● SUPPLIED RECORDS:
__________________________________________________

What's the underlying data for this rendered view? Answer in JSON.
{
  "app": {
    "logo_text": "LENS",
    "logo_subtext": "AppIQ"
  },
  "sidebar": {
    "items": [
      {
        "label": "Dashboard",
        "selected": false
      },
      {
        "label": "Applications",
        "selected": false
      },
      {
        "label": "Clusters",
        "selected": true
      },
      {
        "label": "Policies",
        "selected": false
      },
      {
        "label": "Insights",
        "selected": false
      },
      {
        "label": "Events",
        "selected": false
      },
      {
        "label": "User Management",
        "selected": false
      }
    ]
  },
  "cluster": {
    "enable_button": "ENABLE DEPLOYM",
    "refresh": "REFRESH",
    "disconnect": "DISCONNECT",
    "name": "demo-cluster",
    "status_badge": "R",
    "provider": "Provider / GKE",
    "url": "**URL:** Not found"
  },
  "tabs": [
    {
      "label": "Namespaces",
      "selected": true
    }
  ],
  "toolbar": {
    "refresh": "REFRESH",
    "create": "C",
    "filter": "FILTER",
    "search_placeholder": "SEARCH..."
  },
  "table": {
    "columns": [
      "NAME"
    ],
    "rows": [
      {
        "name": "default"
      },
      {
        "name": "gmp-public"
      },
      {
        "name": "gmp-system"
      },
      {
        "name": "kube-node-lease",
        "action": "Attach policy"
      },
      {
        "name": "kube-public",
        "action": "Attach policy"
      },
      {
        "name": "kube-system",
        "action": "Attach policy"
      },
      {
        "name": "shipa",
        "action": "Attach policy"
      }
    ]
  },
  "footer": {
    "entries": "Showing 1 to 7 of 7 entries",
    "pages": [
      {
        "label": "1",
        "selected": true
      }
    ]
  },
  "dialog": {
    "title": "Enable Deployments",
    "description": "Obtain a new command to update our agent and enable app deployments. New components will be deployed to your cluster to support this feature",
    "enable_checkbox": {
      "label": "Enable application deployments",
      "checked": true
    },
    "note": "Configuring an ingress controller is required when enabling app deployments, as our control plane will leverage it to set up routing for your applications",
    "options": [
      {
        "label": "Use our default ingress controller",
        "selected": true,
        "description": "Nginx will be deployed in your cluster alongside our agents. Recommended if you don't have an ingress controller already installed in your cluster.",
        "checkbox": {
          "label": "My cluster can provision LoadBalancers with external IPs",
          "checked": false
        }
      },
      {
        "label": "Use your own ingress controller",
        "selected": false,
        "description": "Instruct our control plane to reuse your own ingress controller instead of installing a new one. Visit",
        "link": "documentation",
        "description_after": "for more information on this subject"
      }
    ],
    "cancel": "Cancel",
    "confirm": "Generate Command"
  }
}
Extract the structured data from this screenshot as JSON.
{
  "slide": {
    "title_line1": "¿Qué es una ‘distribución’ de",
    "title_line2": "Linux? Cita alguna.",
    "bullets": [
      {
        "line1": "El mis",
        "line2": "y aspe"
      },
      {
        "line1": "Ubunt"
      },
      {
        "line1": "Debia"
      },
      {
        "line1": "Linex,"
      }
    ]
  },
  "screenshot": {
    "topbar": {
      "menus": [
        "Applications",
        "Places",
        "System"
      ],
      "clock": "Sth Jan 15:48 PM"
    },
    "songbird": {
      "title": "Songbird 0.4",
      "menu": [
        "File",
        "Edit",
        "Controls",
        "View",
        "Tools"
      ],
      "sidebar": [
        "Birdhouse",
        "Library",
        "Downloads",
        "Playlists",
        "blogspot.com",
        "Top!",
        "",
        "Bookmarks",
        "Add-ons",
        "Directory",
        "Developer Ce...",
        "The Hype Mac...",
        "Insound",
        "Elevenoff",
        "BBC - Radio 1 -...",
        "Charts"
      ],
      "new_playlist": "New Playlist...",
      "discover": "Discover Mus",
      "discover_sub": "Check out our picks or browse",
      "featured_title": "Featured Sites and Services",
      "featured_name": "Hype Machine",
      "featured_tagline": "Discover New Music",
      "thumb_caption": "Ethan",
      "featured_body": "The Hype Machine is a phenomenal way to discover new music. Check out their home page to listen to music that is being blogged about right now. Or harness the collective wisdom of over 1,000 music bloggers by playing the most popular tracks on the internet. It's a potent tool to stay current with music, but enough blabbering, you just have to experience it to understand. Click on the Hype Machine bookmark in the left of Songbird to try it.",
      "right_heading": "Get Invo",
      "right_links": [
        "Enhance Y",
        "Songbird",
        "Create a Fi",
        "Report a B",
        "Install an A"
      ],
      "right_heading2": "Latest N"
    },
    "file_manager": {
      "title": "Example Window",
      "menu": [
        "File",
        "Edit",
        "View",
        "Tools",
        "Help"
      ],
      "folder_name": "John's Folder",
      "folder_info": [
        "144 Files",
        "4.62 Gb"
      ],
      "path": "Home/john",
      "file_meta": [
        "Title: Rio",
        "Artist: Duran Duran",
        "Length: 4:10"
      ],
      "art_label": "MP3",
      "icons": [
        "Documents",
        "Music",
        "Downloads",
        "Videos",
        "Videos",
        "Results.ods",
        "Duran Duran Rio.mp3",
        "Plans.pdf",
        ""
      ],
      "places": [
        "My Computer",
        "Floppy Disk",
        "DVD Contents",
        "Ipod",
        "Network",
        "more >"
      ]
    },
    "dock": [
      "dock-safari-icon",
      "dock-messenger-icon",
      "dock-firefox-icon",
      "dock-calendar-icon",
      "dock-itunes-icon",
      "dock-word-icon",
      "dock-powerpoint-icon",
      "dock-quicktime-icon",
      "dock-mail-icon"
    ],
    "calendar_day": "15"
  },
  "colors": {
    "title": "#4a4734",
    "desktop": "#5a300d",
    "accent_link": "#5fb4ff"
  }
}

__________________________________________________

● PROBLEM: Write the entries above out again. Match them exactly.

● ANSWER TO THE PROBLEM:
What's the underlying data for this rendered view? Answer in JSON.
{
  "app": {
    "logo_text": "LENS",
    "logo_subtext": "AppIQ"
  },
  "sidebar": {
    "items": [
      {
        "label": "Dashboard",
        "selected": false
      },
      {
        "label": "Applications",
        "selected": false
      },
      {
        "label": "Clusters",
        "selected": true
      },
      {
        "label": "Policies",
        "selected": false
      },
      {
        "label": "Insights",
        "selected": false
      },
      {
        "label": "Events",
        "selected": false
      },
      {
        "label": "User Management",
        "selected": false
      }
    ]
  },
  "cluster": {
    "enable_button": "ENABLE DEPLOYM",
    "refresh": "REFRESH",
    "disconnect": "DISCONNECT",
    "name": "demo-cluster",
    "status_badge": "R",
    "provider": "Provider / GKE",
    "url": "**URL:** Not found"
  },
  "tabs": [
    {
      "label": "Namespaces",
      "selected": true
    }
  ],
  "toolbar": {
    "refresh": "REFRESH",
    "create": "C",
    "filter": "FILTER",
    "search_placeholder": "SEARCH..."
  },
  "table": {
    "columns": [
      "NAME"
    ],
    "rows": [
      {
        "name": "default"
      },
      {
        "name": "gmp-public"
      },
      {
        "name": "gmp-system"
      },
      {
        "name": "kube-node-lease",
        "action": "Attach policy"
      },
      {
        "name": "kube-public",
        "action": "Attach policy"
      },
      {
        "name": "kube-system",
        "action": "Attach policy"
      },
      {
        "name": "shipa",
        "action": "Attach policy"
      }
    ]
  },
  "footer": {
    "entries": "Showing 1 to 7 of 7 entries",
    "pages": [
      {
        "label": "1",
        "selected": true
      }
    ]
  },
  "dialog": {
    "title": "Enable Deployments",
    "description": "Obtain a new command to update our agent and enable app deployments. New components will be deployed to your cluster to support this feature",
    "enable_checkbox": {
      "label": "Enable application deployments",
      "checked": true
    },
    "note": "Configuring an ingress controller is required when enabling app deployments, as our control plane will leverage it to set up routing for your applications",
    "options": [
      {
        "label": "Use our default ingress controller",
        "selected": true,
        "description": "Nginx will be deployed in your cluster alongside our agents. Recommended if you don't have an ingress controller already installed in your cluster.",
        "checkbox": {
          "label": "My cluster can provision LoadBalancers with external IPs",
          "checked": false
        }
      },
      {
        "label": "Use your own ingress controller",
        "selected": false,
        "description": "Instruct our control plane to reuse your own ingress controller instead of installing a new one. Visit",
        "link": "documentation",
        "description_after": "for more information on this subject"
      }
    ],
    "cancel": "Cancel",
    "confirm": "Generate Command"
  }
}
Extract the structured data from this screenshot as JSON.
{
  "slide": {
    "title_line1": "¿Qué es una ‘distribución’ de",
    "title_line2": "Linux? Cita alguna.",
    "bullets": [
      {
        "line1": "El mis",
        "line2": "y aspe"
      },
      {
        "line1": "Ubunt"
      },
      {
        "line1": "Debia"
      },
      {
        "line1": "Linex,"
      }
    ]
  },
  "screenshot": {
    "topbar": {
      "menus": [
        "Applications",
        "Places",
        "System"
      ],
      "clock": "Sth Jan 15:48 PM"
    },
    "songbird": {
      "title": "Songbird 0.4",
      "menu": [
        "File",
        "Edit",
        "Controls",
        "View",
        "Tools"
      ],
      "sidebar": [
        "Birdhouse",
        "Library",
        "Downloads",
        "Playlists",
        "blogspot.com",
        "Top!",
        "",
        "Bookmarks",
        "Add-ons",
        "Directory",
        "Developer Ce...",
        "The Hype Mac...",
        "Insound",
        "Elevenoff",
        "BBC - Radio 1 -...",
        "Charts"
      ],
      "new_playlist": "New Playlist...",
      "discover": "Discover Mus",
      "discover_sub": "Check out our picks or browse",
      "featured_title": "Featured Sites and Services",
      "featured_name": "Hype Machine",
      "featured_tagline": "Discover New Music",
      "thumb_caption": "Ethan",
      "featured_body": "The Hype Machine is a phenomenal way to discover new music. Check out their home page to listen to music that is being blogged about right now. Or harness the collective wisdom of over 1,000 music bloggers by playing the most popular tracks on the internet. It's a potent tool to stay current with music, but enough blabbering, you just have to experience it to understand. Click on the Hype Machine bookmark in the left of Songbird to try it.",
      "right_heading": "Get Invo",
      "right_links": [
        "Enhance Y",
        "Songbird",
        "Create a Fi",
        "Report a B",
        "Install an A"
      ],
      "right_heading2": "Latest N"
    },
    "file_manager": {
      "title": "Example Window",
      "menu": [
        "File",
        "Edit",
        "View",
        "Tools",
        "Help"
      ],
      "folder_name": "John's Folder",
      "folder_info": [
        "144 Files",
        "4.62 Gb"
      ],
      "path": "Home/john",
      "file_meta": [
        "Title: Rio",
        "Artist: Duran Duran",
        "Length: 4:10"
      ],
      "art_label": "MP3",
      "icons": [
        "Documents",
        "Music",
        "Downloads",
        "Videos",
        "Videos",
        "Results.ods",
        "Duran Duran Rio.mp3",
        "Plans.pdf",
        ""
      ],
      "places": [
        "My Computer",
        "Floppy Disk",
        "DVD Contents",
        "Ipod",
        "Network",
        "more >"
      ]
    },
    "dock": [
      "dock-safari-icon",
      "dock-messenger-icon",
      "dock-firefox-icon",
      "dock-calendar-icon",
      "dock-itunes-icon",
      "dock-word-icon",
      "dock-powerpoint-icon",
      "dock-quicktime-icon",
      "dock-mail-icon"
    ],
    "calendar_day": "15"
  },
  "colors": {
    "title": "#4a4734",
    "desktop": "#5a300d",
    "accent_link": "#5fb4ff"
  }
}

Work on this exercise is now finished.